Children in low- and middle-income countries (LMICs) are at risk for adverse early development and school readiness outcomes; low parent literacy is common and an important contributing factor. While prevention programs have sought to improve child outcomes by promoting positive parenting practices such as reading aloud, there has been limited evidence of whether such programs have impacts for parents with low literacy in LMICs. This study investigated: (1) whether parent literacy is associated with parent–child reading aloud interactions, the overall cognitive home environment, and child language and cognitive outcomes; and (2) whether impacts of a toddler/preschool reading aloud program differ depending on parent literacy among low-income families in northern Brazil. We performed a secondary analysis of a single-blind cluster randomized controlled trial (RCT) of a parenting intervention (Universidade do Bebê [UBB]) implemented in educational childcare centers in Boa Vista, Brazil. UBB consisted of: (1) a lending library in which children's books were borrowed weekly; and (2) monthly parent workshops focused on reading aloud. Control families received usual care without the reading aloud program. Five hundred and six mother-infant dyads (279 intervention; 287 control) were enrolled at mean (SD) child age 37.4 (6.5) months. Parents and children were evaluated at baseline/enrollment and approximately 6–9 months later. Measures: (1) Predictor/moderator: parent literacy; (2) Parent outcomes: parent–child interaction during shared storybook reading; cognitive home environment; (3) Child outcomes: expressive and receptive vocabulary; IQ; working memory and short-term phonological memory. Analyses accounted for baseline performance, sociodemographics, and clustering within centers and sites. Parent literacy was positively associated with parent–child verbal/reading interactions and child developmental outcomes, supporting our first hypothesis, that low parent literacy would be associated with lower quantity and quality of parent–child reading and lower scores on assessments of child development. UBB had positive impacts on parent–child interaction, cognitive stimulation, IQ, and receptive vocabulary for both high and low literacy parents, contrary to our second hypothesis, that low parent literacy would be associated with reductions in impacts of the reading aloud intervention. The comparable impacts of a reading aloud program on parent–child verbal/reading interactions and child cognitive outcomes regardless of parent literacy level suggest that preventive interventions in LMICs should consider promotion of shared reading even for low-literacy families.

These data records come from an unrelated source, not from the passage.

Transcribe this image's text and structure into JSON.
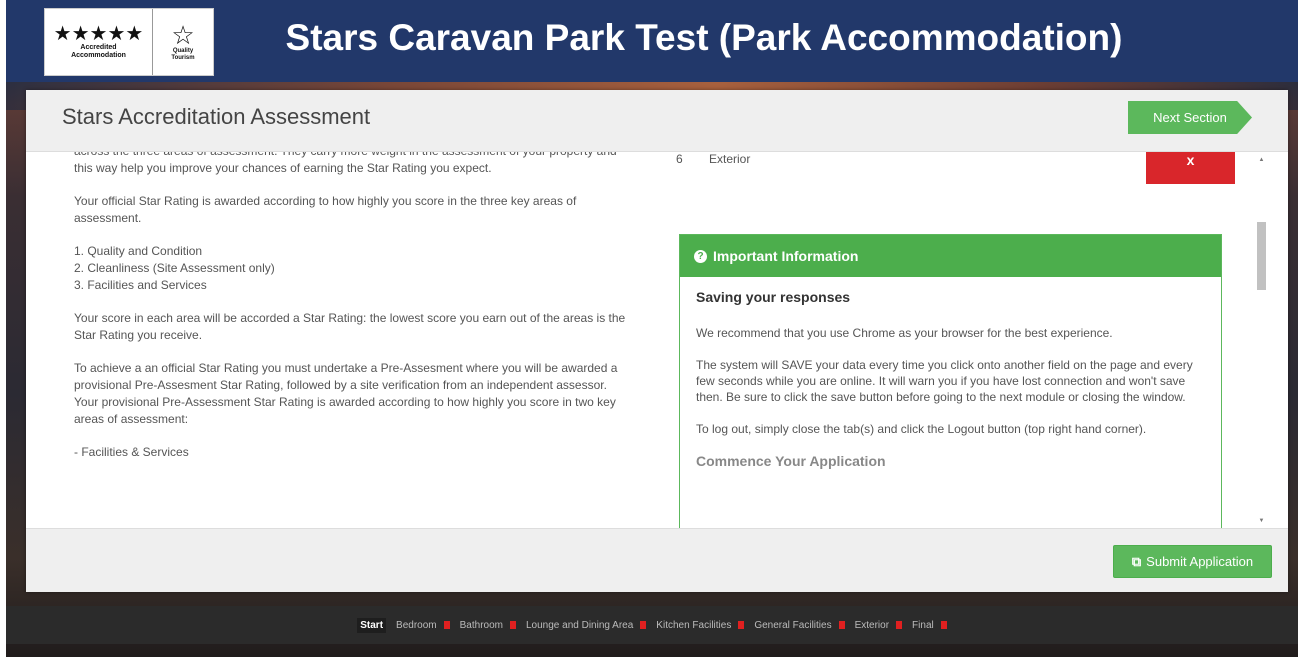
{
  "header": {
    "title": "Stars Caravan Park Test (Park Accommodation)",
    "logo": {
      "stars": "★★★★★",
      "accredited": "Accredited",
      "accommodation": "Accommodation",
      "qt_star": "☆",
      "qt_line1": "Quality",
      "qt_line2": "Tourism"
    }
  },
  "panel": {
    "title": "Stars Accreditation Assessment",
    "next_label": "Next Section"
  },
  "left": {
    "p1": "across the three areas of assessment. They carry more weight in the assessment of your property and this way help you improve your chances of earning the Star Rating you expect.",
    "p2": "Your official Star Rating is awarded according to how highly you score in the three key areas of assessment.",
    "list": [
      "1. Quality and Condition",
      "2. Cleanliness (Site Assessment only)",
      "3. Facilities and Services"
    ],
    "p3": "Your score in each area will be accorded a Star Rating: the lowest score you earn out of the areas is the Star Rating you receive.",
    "p4": "To achieve a an official Star Rating you must undertake a Pre-Assesment where you will be awarded a provisional Pre-Assesment Star Rating, followed by a site verification from an independent assessor. Your provisional Pre-Assessment Star Rating is awarded according to how highly you score in two key areas of assessment:",
    "p5": "- Facilities & Services"
  },
  "right": {
    "row_num": "6",
    "row_label": "Exterior",
    "delete_label": "x",
    "info": {
      "icon": "?",
      "title": "Important Information",
      "heading": "Saving your responses",
      "p1": "We recommend that you use Chrome as your browser for the best experience.",
      "p2": "The system will SAVE your data every time you click onto another field on the page and every few seconds while you are online. It will warn you if you have lost connection and won't save then. Be sure to click the save button before going to the next module or closing the window.",
      "p3": "To log out, simply close the tab(s) and click the Logout button (top right hand corner).",
      "p4": "Commence Your Application"
    }
  },
  "footer": {
    "submit_label": "Submit Application",
    "submit_icon": "⧉"
  },
  "nav": {
    "items": [
      {
        "label": "Start",
        "active": true
      },
      {
        "label": "Bedroom"
      },
      {
        "label": "Bathroom"
      },
      {
        "label": "Lounge and Dining Area"
      },
      {
        "label": "Kitchen Facilities"
      },
      {
        "label": "General Facilities"
      },
      {
        "label": "Exterior"
      },
      {
        "label": "Final"
      }
    ]
  },
  "colors": {
    "header_bg": "#22386a",
    "success": "#5cb85c",
    "danger": "#d9262b",
    "incomplete_marker": "#e02020"
  }
}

- Child development
- Parenting intervention
- Parent–child interaction
- Reading aloud
ASJC Scopus subject areas
- Developmental and Educational Psychology
- Sociology and Political Science